He's YOUNG. He hasn't figured out grown-up stuff yet. He doesn't know what "true love" is.
"But Glenn! How can you listen to that magnificent love music and doubt that he loves her? That music PROVES that he loves her! Just listen to the music!!!"
I have. Over and over, for a half-century now. Listen to me, opera-lovers: the music proves that he believes that he loves her. The music adopts the point of view of "first person", as it were, inducing us to see Rodolfo as he sees himself: a man in love. But it's not a mature love. It's not Radames and Aida, or Leonora and Manrico, Or Beethoven's Leonora and Florestan. This is verismo opera, not fairy-tale opera. No knights in shining armor here, willing to die for his maiden fair.
How mature were YOU at age eighteen? Or twenty? Or however old these bohemians are supposed to be? Were you the perfect, mature partner in your first romantic relationship? Didn't you have a lot to learn? We're not meant to dislike Rodolfo. We're meant to recall the unwise moments of our own youthful experiences. The music allows us to do so.
The tragedy of La Bohème is that if Rodolfo does figure things out and learn from his mistakes and become less narcissistic about romance, it will be too late for Mimi. He will always look back on their affair with regret.
Personally, I wonder if his future relationships will be more functional.

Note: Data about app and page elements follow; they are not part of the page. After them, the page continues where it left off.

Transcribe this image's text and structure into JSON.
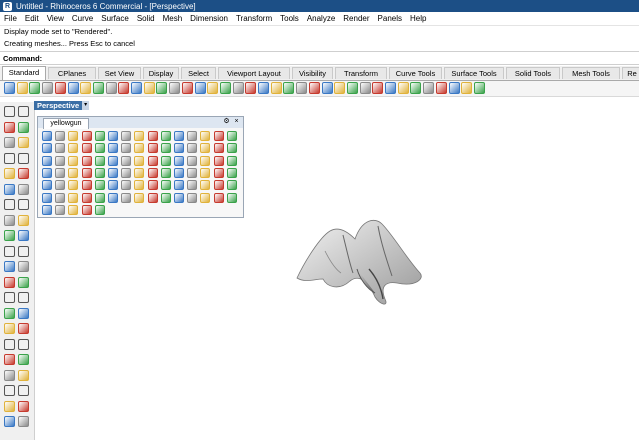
{
  "window": {
    "title": "Untitled - Rhinoceros 6 Commercial - [Perspective]"
  },
  "menu": [
    "File",
    "Edit",
    "View",
    "Curve",
    "Surface",
    "Solid",
    "Mesh",
    "Dimension",
    "Transform",
    "Tools",
    "Analyze",
    "Render",
    "Panels",
    "Help"
  ],
  "history": [
    "Display mode set to \"Rendered\".",
    "Creating meshes... Press Esc to cancel"
  ],
  "command": {
    "label": "Command:",
    "value": ""
  },
  "tabs": [
    "Standard",
    "CPlanes",
    "Set View",
    "Display",
    "Select",
    "Viewport Layout",
    "Visibility",
    "Transform",
    "Curve Tools",
    "Surface Tools",
    "Solid Tools",
    "Mesh Tools",
    "Re"
  ],
  "viewport": {
    "name": "Perspective",
    "dropdown": "▾"
  },
  "palette": {
    "tab": "yellowgun",
    "settings": "⚙",
    "close": "×"
  },
  "colors": {
    "titlebar": "#1c4f86",
    "viewport_label": "#3a6ea5",
    "icon_blue": "#3a78c4",
    "icon_gray": "#8a8a8a",
    "icon_yellow": "#e0b23a",
    "icon_red": "#c63a2e",
    "icon_green": "#3aa24a"
  }
}
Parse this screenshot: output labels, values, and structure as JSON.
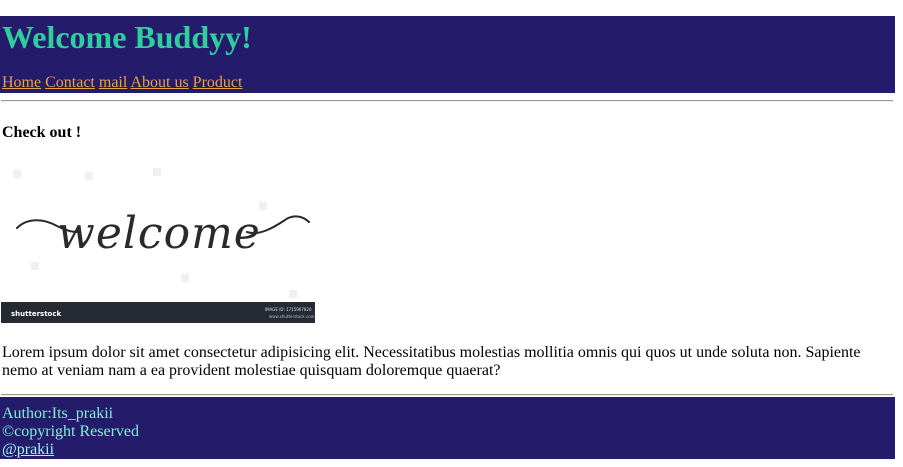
{
  "header": {
    "title": "Welcome Buddyy!",
    "nav": [
      {
        "label": "Home"
      },
      {
        "label": "Contact"
      },
      {
        "label": "mail"
      },
      {
        "label": "About us"
      },
      {
        "label": "Product"
      }
    ]
  },
  "main": {
    "heading": "Check out !",
    "image": {
      "script_text": "welcome",
      "watermark_brand": "shutterstock",
      "image_id_text": "IMAGE ID: 1715967820",
      "site_text": "www.shutterstock.com"
    },
    "paragraph": "Lorem ipsum dolor sit amet consectetur adipisicing elit. Necessitatibus molestias mollitia omnis qui quos ut unde soluta non. Sapiente nemo at veniam nam a ea provident molestiae quisquam doloremque quaerat?"
  },
  "footer": {
    "author": "Author:Its_prakii",
    "copyright": "©copyright Reserved",
    "handle": "@prakii"
  },
  "colors": {
    "band_bg": "#251b6b",
    "title_color": "#2ecf9e",
    "nav_link_color": "#e8a33d",
    "footer_text_color": "#7ff0d8",
    "footer_handle_color": "#9ff5ff"
  }
}
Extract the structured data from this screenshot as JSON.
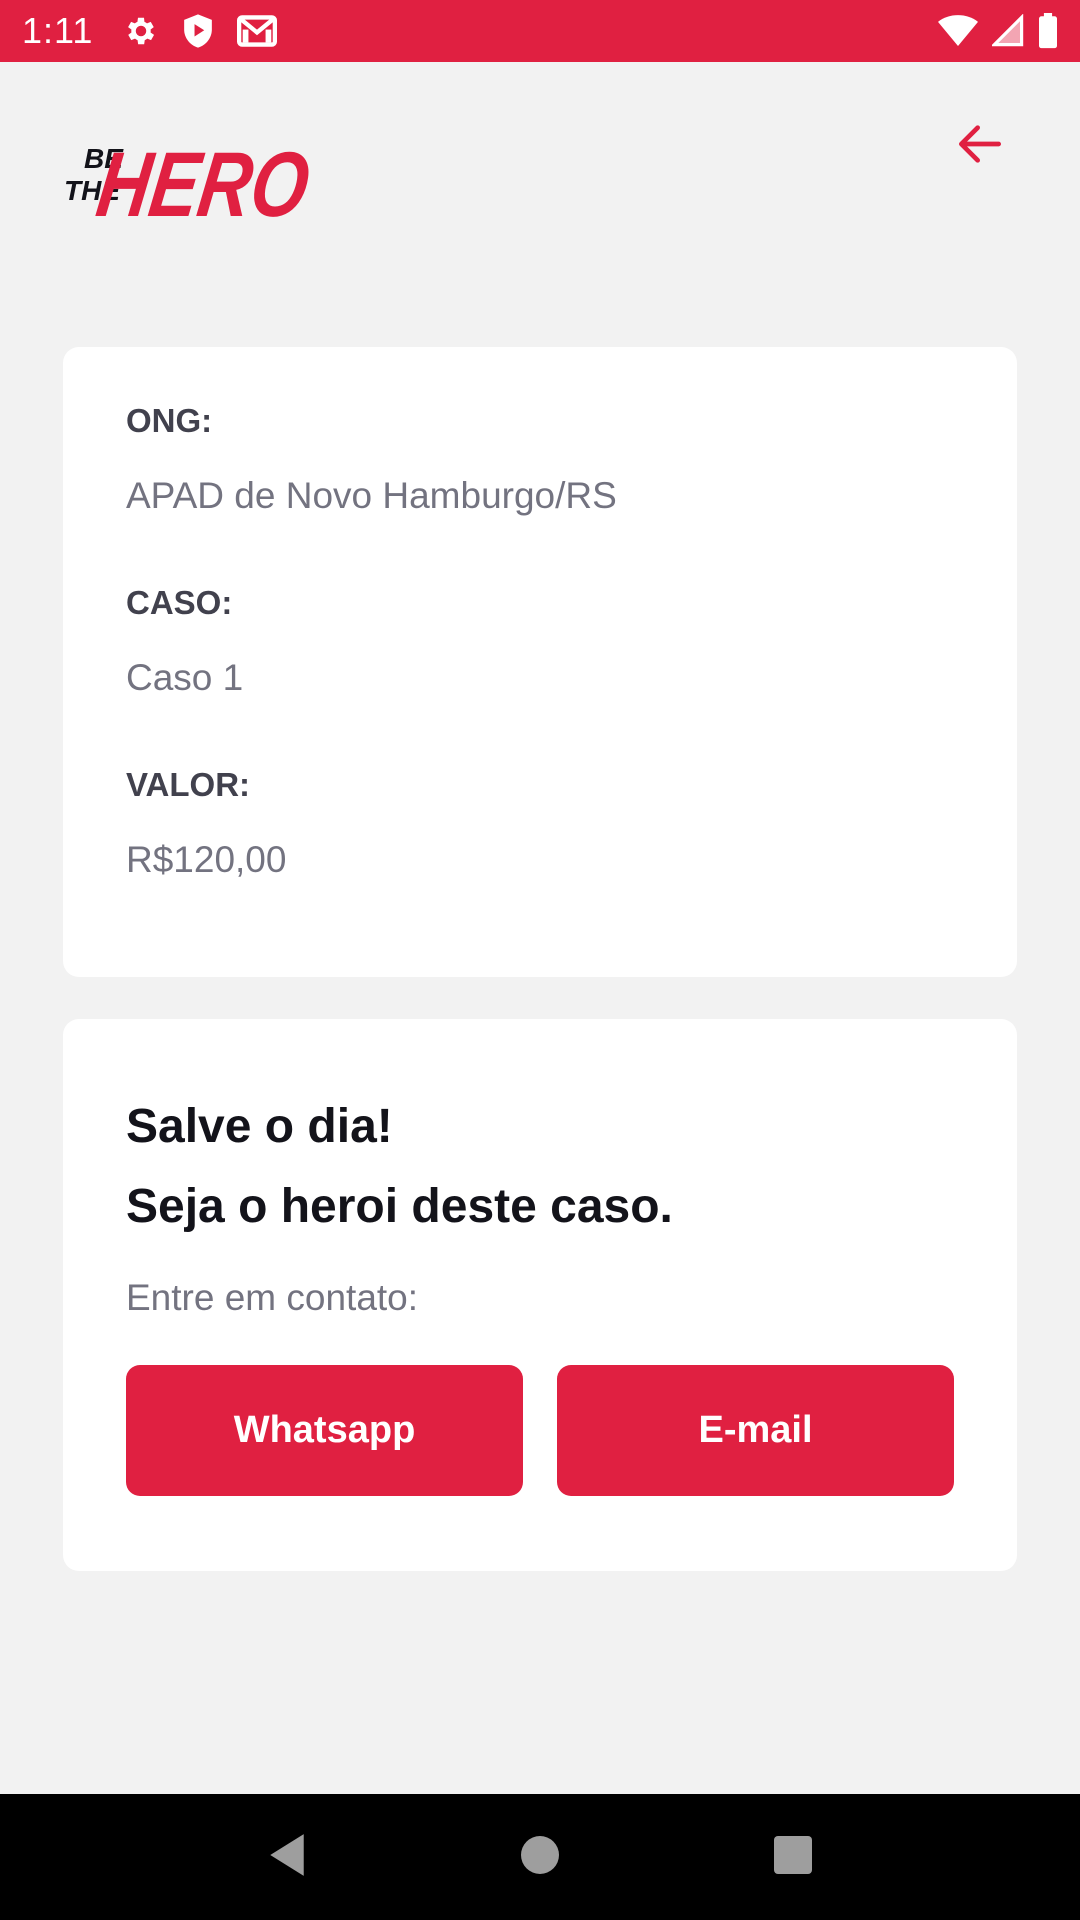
{
  "status_bar": {
    "time": "1:11",
    "icons_left": [
      "gear-icon",
      "shield-play-icon",
      "gmail-icon"
    ],
    "icons_right": [
      "wifi-icon",
      "signal-icon",
      "battery-icon"
    ]
  },
  "header": {
    "logo_text_small_top": "BE",
    "logo_text_small_bottom": "THE",
    "logo_text_large": "HERO",
    "back_icon": "arrow-left-icon"
  },
  "incident": {
    "ong_label": "ONG:",
    "ong_value": "APAD de Novo Hamburgo/RS",
    "case_label": "CASO:",
    "case_value": "Caso 1",
    "value_label": "VALOR:",
    "value_value": "R$120,00"
  },
  "contact": {
    "title_line1": "Salve o dia!",
    "title_line2": "Seja o heroi deste caso.",
    "subtitle": "Entre em contato:",
    "whatsapp_label": "Whatsapp",
    "email_label": "E-mail"
  },
  "colors": {
    "accent": "#e02041",
    "background": "#f2f2f2",
    "card": "#ffffff",
    "label": "#41414d",
    "value": "#737380",
    "title": "#13131a"
  },
  "nav_bar": {
    "icons": [
      "back-triangle-icon",
      "home-circle-icon",
      "recents-square-icon"
    ]
  }
}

Pathological jealousy is not such an easy personality trait to control.